The performance score is always relative. Its performance for its class. Not shear performance... as otherwise say a TR2 beast would be a perfect score and every consumer CPU would be like a half that at best. We dont think that would be all that fair or all that helpful (someone looking at a 2bill processor doesnt care about what a 1K CPU can do... they care about other 2bill CPUs). Instead we try and keep things apples to apples. Roughly speaking we usually break things into a few groups: entry, mainstream, enthusiast, enterprise/workstation. If there is as subset / edge case then we look at its direction competition to see its relative performance.
Value score is also always relative and while performance does play a large role in its overall value we look at other things such as included accessories etc to build a value score.
With these two scores it makes finding the optimal choice easier for your needs (we are generalizing things and encourage you to make your own decisions based on what is most important to you). EG something could be a beast for its class but way overpriced for say the mainstream market. Great example of this is the 8086K. It offered very good performance (not best in class as it only has 6 cores) for a mainstream CPU BUT was wayyy overpriced... BUT if you wanted great performance and did not care about 'value' you could ignore our score and skew YOUR final score to fit your needs best.

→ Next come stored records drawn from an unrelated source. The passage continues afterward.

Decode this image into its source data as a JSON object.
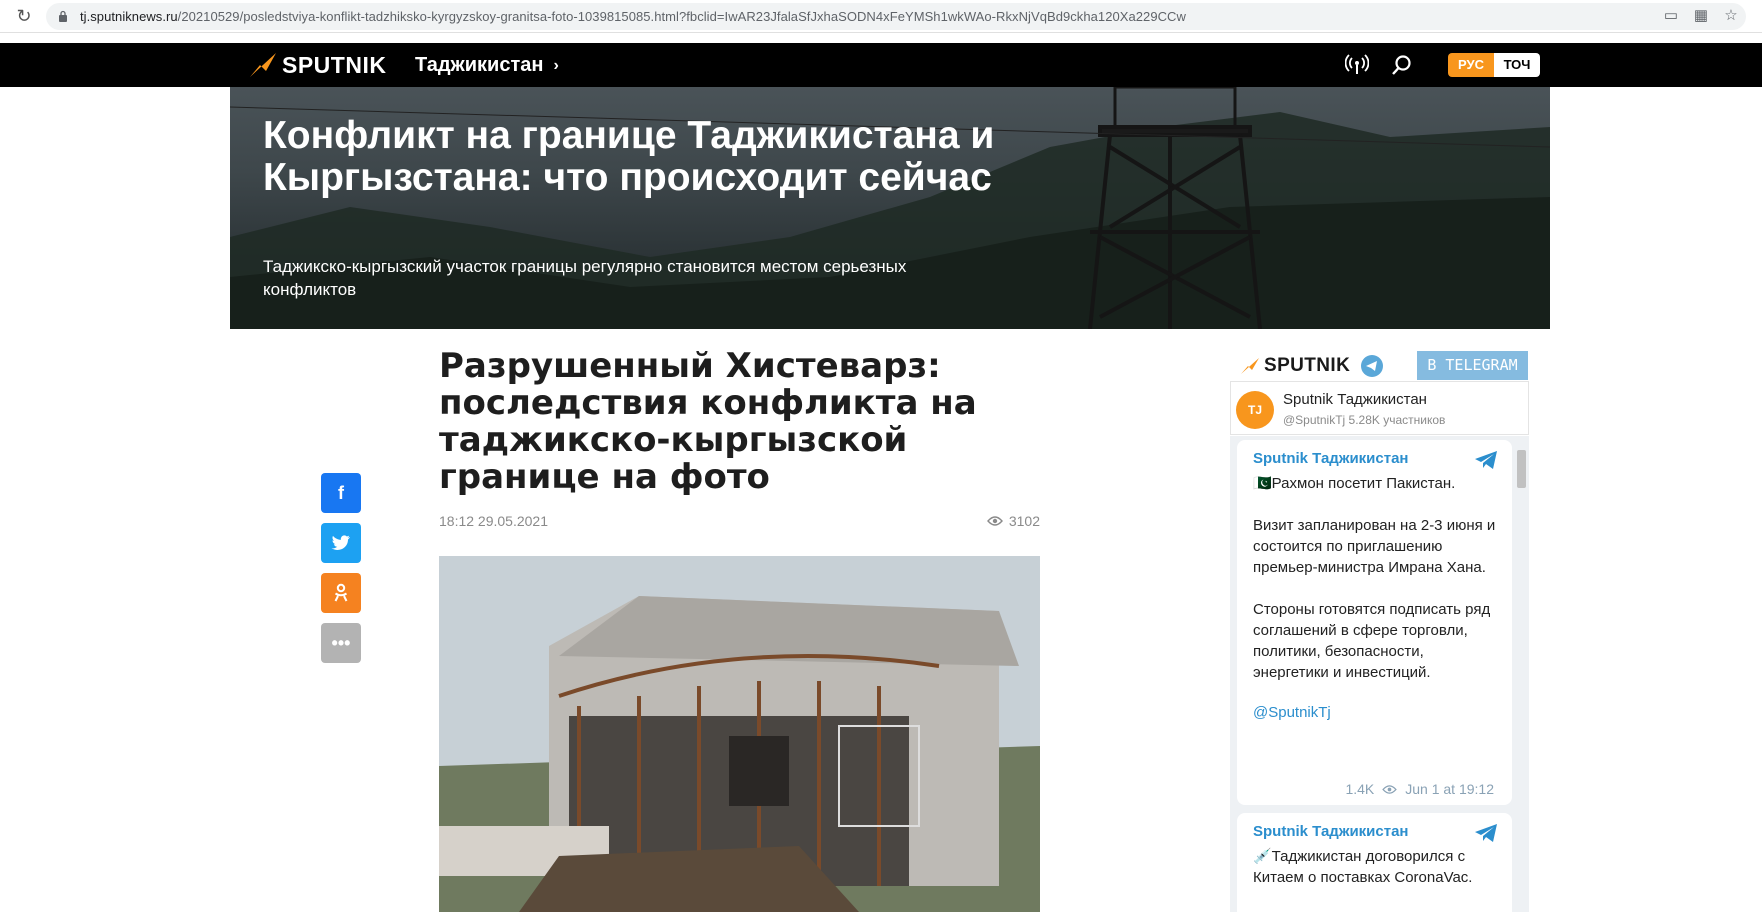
{
  "browser": {
    "url_main": "tj.sputniknews.ru",
    "url_path": "/20210529/posledstviya-konflikt-tadzhiksko-kyrgyzskoy-granitsa-foto-1039815085.html?fbclid=IwAR23JfalaSfJxhaSODN4xFeYMSh1wkWAo-RkxNjVqBd9ckha120Xa229CCw"
  },
  "header": {
    "logo_text": "SPUTNIK",
    "region": "Таджикистан",
    "lang_active": "РУС",
    "lang_other": "ТОЧ"
  },
  "hero": {
    "title": "Конфликт на границе Таджикистана и Кыргызстана: что происходит сейчас",
    "subtitle": "Таджикско-кыргызский участок границы регулярно становится местом серьезных конфликтов"
  },
  "article": {
    "title": "Разрушенный Хистеварз: последствия конфликта на таджикско-кыргызской границе на фото",
    "datetime": "18:12 29.05.2021",
    "views": "3102"
  },
  "colors": {
    "brand_orange": "#f8961d",
    "facebook": "#1877f2",
    "twitter": "#1da1f2",
    "odnoklassniki": "#f58220",
    "more": "#b3b3b3",
    "telegram_blue": "#2b8ecd"
  },
  "telegram": {
    "brand": "SPUTNIK",
    "tag": "В TELEGRAM",
    "channel_name": "Sputnik Таджикистан",
    "channel_sub": "@SputnikTj 5.28K участников",
    "avatar_text": "TJ",
    "posts": [
      {
        "author": "Sputnik Таджикистан",
        "text": "🇵🇰Рахмон посетит Пакистан.\n\nВизит запланирован на 2-3 июня и состоится по приглашению премьер-министра Имрана Хана.\n\nСтороны готовятся подписать ряд соглашений в сфере торговли, политики, безопасности, энергетики и инвестиций.\n\n",
        "link": "@SputnikTj",
        "views": "1.4K",
        "time": "Jun 1 at 19:12"
      },
      {
        "author": "Sputnik Таджикистан",
        "text": "💉Таджикистан договорился с Китаем о поставках CoronaVac."
      }
    ]
  }
}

IMHO more data the better when it comes to make a judgement on what to buy.
Hope that helps!